What are Oil Reserves?

What are oil reserves? Nobody knows. OPEC Rules divi up the production cap according to stated reserves, so when they adopted that rule, declared reserves jumped without any new oil finds, and no-one ever accepts that their reserves have been depleted at all by the fact that they are taking some out. 

Chris Rick wrote and asked me this question:

“I reckon we use about 30bn barrels a year. It said that Canadian tar sands were now considered a valid reserve and contributed a 150bn increase. However Shell reckon there is 2tn barrels there.
I also note that the OPEC countries declared reserves have all stayed the same over the last 10 years or so or gone up.
The last estimate I looked at had world oil reserves at 1,300bn. Taking a big pinch of Sulphur that gives us 20 years…or if I listen to Shell then 40 years. (If economic growth can continue then, come on down Dr Bartlett, and those numbers are much smaller.)
Of course it will be a bumpy road to get there, but does that look right to you?”

My reply:

What are oil reserves? Nobody knows. OPEC Rules divi up the production cap according to stated reserves, so when they adopted that rule, declared reserves jumped without any new oil finds, and no-one ever accepts that their reserves have been depleted at all by the fact that they are taking some out.

The tar sands are a great example, because you have to use a lot of energy to pump steam into them to extract the heavy oils: the amount that’s recoverable thus runs from “how much would I bother to recover if I can get $60 a barrel for the outcome?”, which I’d guess roughly equates to the 150bnB estimate, to “how much can I get out without actually using more energy to get it out than I get out?” – which would be the 2tnB end.

The bigger problem is not the totality of reserves, but the maximum possible flow rate of production (some of which is constrained by availability of processing resources). Current world oil supply is around 89mbd. Current demand is a little higher:

The balance is currently being made up by bringing in various tankers from the sea (really!) and depleting official and unofficial reserves. That 4Q2011 result of 89.6mbd is probably the most that can be achieved without spending a lot of money on new refineries etc, which no-one is really doing, because in reality too many of them believe that the refining capacity would be mothballed because there is no more capacity to actually get the stuff out of the ground/sea. The higher the price gets, the more viable it is to get marginal reserves out, hence the flexibility of many reserve numbers BUT nobody has found any really big new oilfields for several decades.

90mbd=33bbpa, so you weren’t far out.

The reserves we have will last much longer than either estimate, because it will take longer than 40 years to get it all out – but the flow rate at the end might be down to say 10mbd, which is just a tad short of demand.

Back to the problem: if supply can’t meet demand, the oil reserves problem is NOW, not in 10/15/20/40 years time.

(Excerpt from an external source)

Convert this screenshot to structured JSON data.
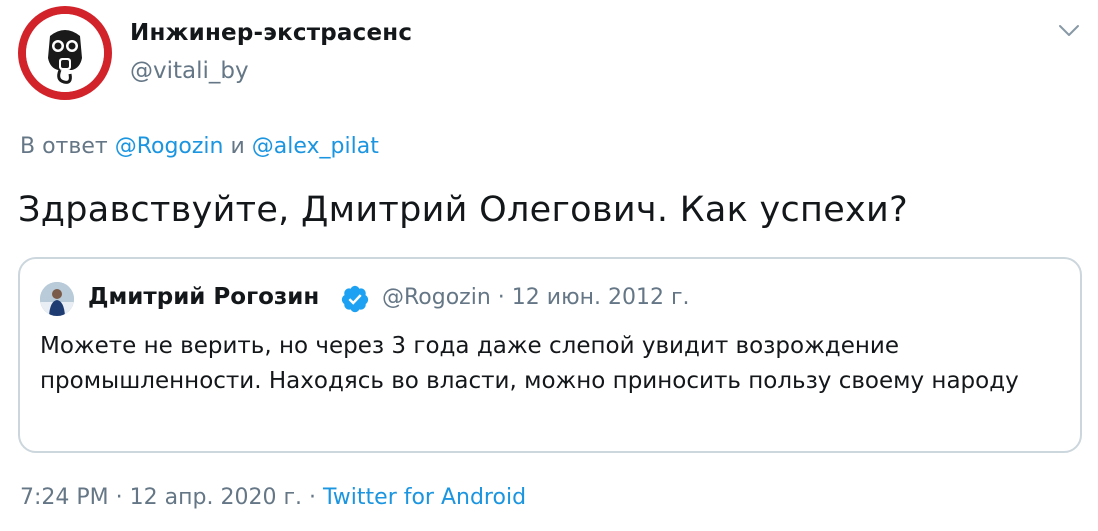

GDP growth depends on the energy demands of that growth being met. There is a long-term trend in energy intensity efficiency of around 1.5% (ie it takes that much less energy each year to support a given level of economic activity). So, any growth in WORLD GDP of more than 1.5% means more demand for oil (and other stuff). The BRICS account for more than that on their domestic demand growth without anyone else in the world joining in.

SO – if we can’t increase the flow rate of supply, the price has to go up until it damps off demand – ie until almost all economic growth stops. My handy calculation from 2008 said that price is around $150 for WTLI, $165ish for Brent – which was somewhat proved out in late 2008 …

So, expect that price again in 3Q12. And sustaining at that price would push the reserve numbers up – and maybe set in train some production infrastructure investment (but not if we overshoot and crash again, which is the more likely possibility).